Specs and pricing will be pretty much the same from one 10" tablet to the next so what better way to draw buyers if not with a nice custom UI? I think it's good to have the option for OEMs who want to do that to be able to. We could very well see a "Metro for Tablets" UI next year though, it wouldn't surprise me.

Lets be honest here, that is exactly what the PC market has been for years. At least you have a base of windows, then the OEM installs gigs of crapware and custom themes, and the first thing any self respecting computer user does is uninstall or better format that box to turn it into a normal computer.

Hardware people need to focus on making good sexy hardware - thats it.

These devices need to be "pickup and use" not "pickup, figure out Asus's or Hp's or Bob's UI, and muddle through". Seriously have you seen the mobile phone market? crap UI after crap UI. Apple comes out with a good one, on good hardware and boom mass appeal.

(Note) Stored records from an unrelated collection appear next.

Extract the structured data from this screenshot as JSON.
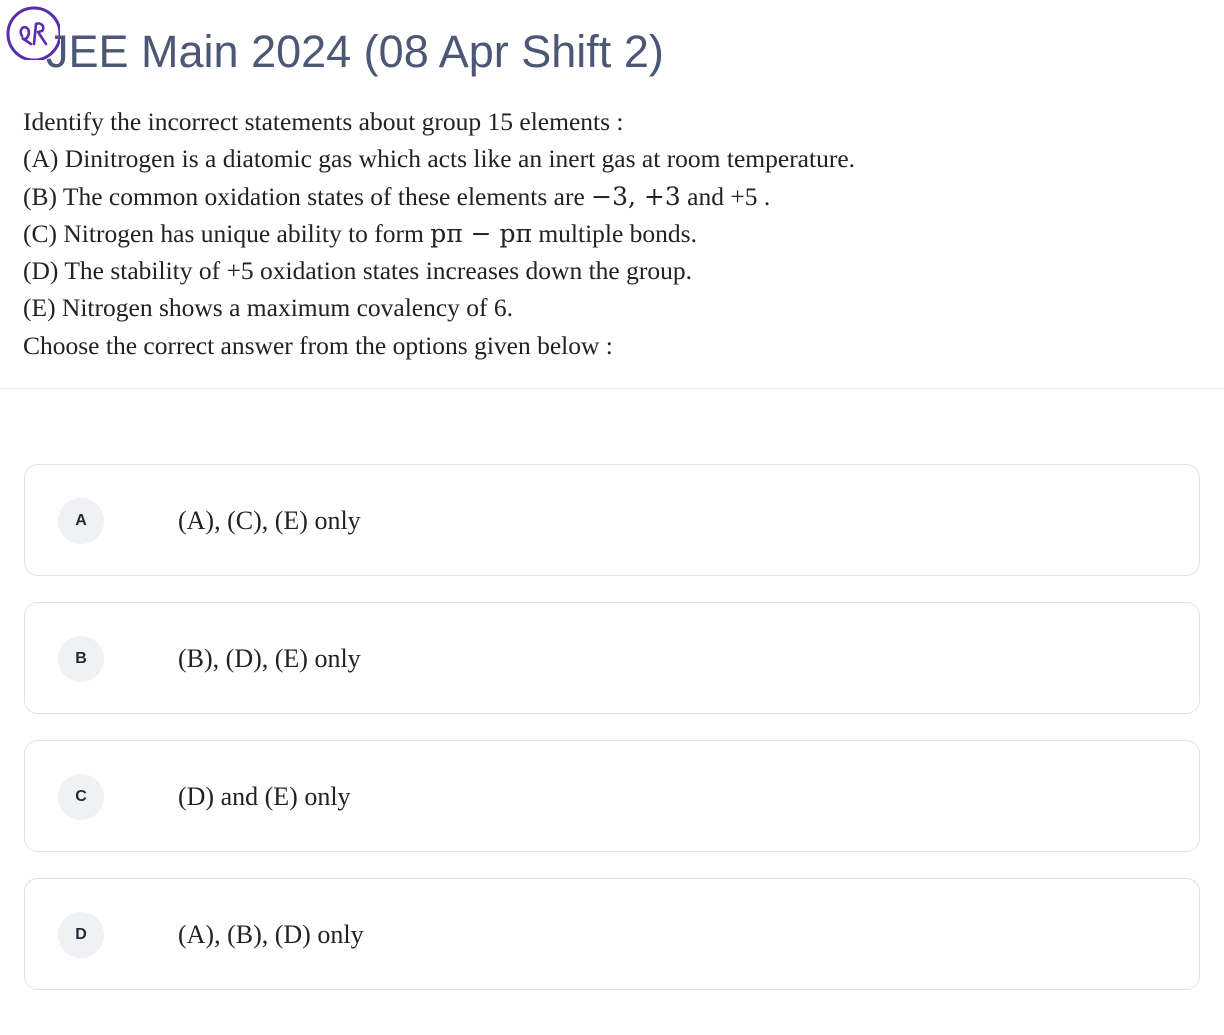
{
  "header": {
    "title": "JEE Main 2024 (08 Apr Shift 2)",
    "logo_icon": "qr-handwritten-logo-icon",
    "logo_color": "#5b2bb0"
  },
  "question": {
    "intro": "Identify the incorrect statements about group 15 elements :",
    "statement_a": "(A) Dinitrogen is a diatomic gas which acts like an inert gas at room temperature.",
    "statement_b_pre": "(B) The common oxidation states of these elements are ",
    "statement_b_math": "−3, +3",
    "statement_b_post": " and +5 .",
    "statement_c_pre": "(C) Nitrogen has unique ability to form ",
    "statement_c_math": "pπ − pπ",
    "statement_c_post": " multiple bonds.",
    "statement_d": "(D) The stability of +5 oxidation states increases down the group.",
    "statement_e": "(E) Nitrogen shows a maximum covalency of 6.",
    "instruction": "Choose the correct answer from the options given below :"
  },
  "options": [
    {
      "letter": "A",
      "text": "(A), (C), (E) only"
    },
    {
      "letter": "B",
      "text": "(B), (D), (E) only"
    },
    {
      "letter": "C",
      "text": "(D) and (E) only"
    },
    {
      "letter": "D",
      "text": "(A), (B), (D) only"
    }
  ],
  "colors": {
    "title": "#4b5775",
    "text": "#222222",
    "option_border": "#dfe2e7",
    "badge_bg": "#f0f1f4"
  }
}
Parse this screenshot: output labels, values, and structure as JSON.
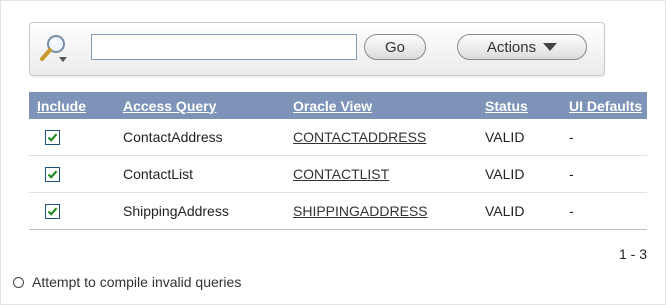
{
  "toolbar": {
    "search_icon": "search-magnifier-icon",
    "search_value": "",
    "go_label": "Go",
    "actions_label": "Actions"
  },
  "table": {
    "headers": [
      "Include",
      "Access Query",
      "Oracle View",
      "Status",
      "UI Defaults"
    ],
    "rows": [
      {
        "include": true,
        "query": "ContactAddress",
        "view": "CONTACTADDRESS",
        "status": "VALID",
        "ui_defaults": "-"
      },
      {
        "include": true,
        "query": "ContactList",
        "view": "CONTACTLIST",
        "status": "VALID",
        "ui_defaults": "-"
      },
      {
        "include": true,
        "query": "ShippingAddress",
        "view": "SHIPPINGADDRESS",
        "status": "VALID",
        "ui_defaults": "-"
      }
    ]
  },
  "pagination": "1 - 3",
  "compile_option": {
    "label": "Attempt to compile invalid queries",
    "selected": false
  },
  "colors": {
    "header_bg": "#7d93b7",
    "header_text": "#ffffff",
    "checkbox_check": "#1f8a1f"
  }
}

Its rather plain and boring (when you think of it, the OSX Phone UI is simple) but people get it.

Edited by Ryanlm, Jun 2 2010, 9:55pm :

Fritzly said,

Personally I am very happy using W7 64 on my aging Toshiba M400 Tablet so I do not see the need of a "Compact OS". at least not for a "Real" Tablet PC. It might make sense for a some kind of crippled device a la iPad though but not sure.
As for allowing OEMs to customize the GUI I have two probles with idea: first it is the opposite of what MS is doing with WP7 and this seems quite schizophrenic. Second I remember when, in mid 90's, a lot of OEM were using 'Custom Desktop" for their PCs; it was not a succesfull idea and if MS is going to allow this again at least they should give customers the option to revert to a standard desktop GUI.

And I use it on my aging M200 and love it as well.

GP007 said,

Sure, MS could make a Metro UI for tablets (and not just slap the WP7 version on it which would work as well but why not take advantage of the extra screen more), but then OEMs will lose out one more area where they can stand out compared to the rest.

Specs and pricing will be pretty much the same from one 10" tablet to the next so what better way to draw buyers if not with a nice custom UI? I think it's good to have the option for OEMs who want to do that to be able to. We could very well see a "Metro for Tablets" UI next year though, it wouldn't surprise me.

Yeah, I agree with you. I have to say though that I was a little disappointed when I read the article, as I thought maybe this was about the Courier OS... *sigh*

s3n4te said,
Will this work with my Tablet PC?

Only if you can build your own UI and compile it in Visual Studio. Also don't forget you need to make drivers as well. So no. Compact 7 is as bare bones of an OS as you can get for Windows. It's up to hardware makers to mold it to fit their hardwares needs.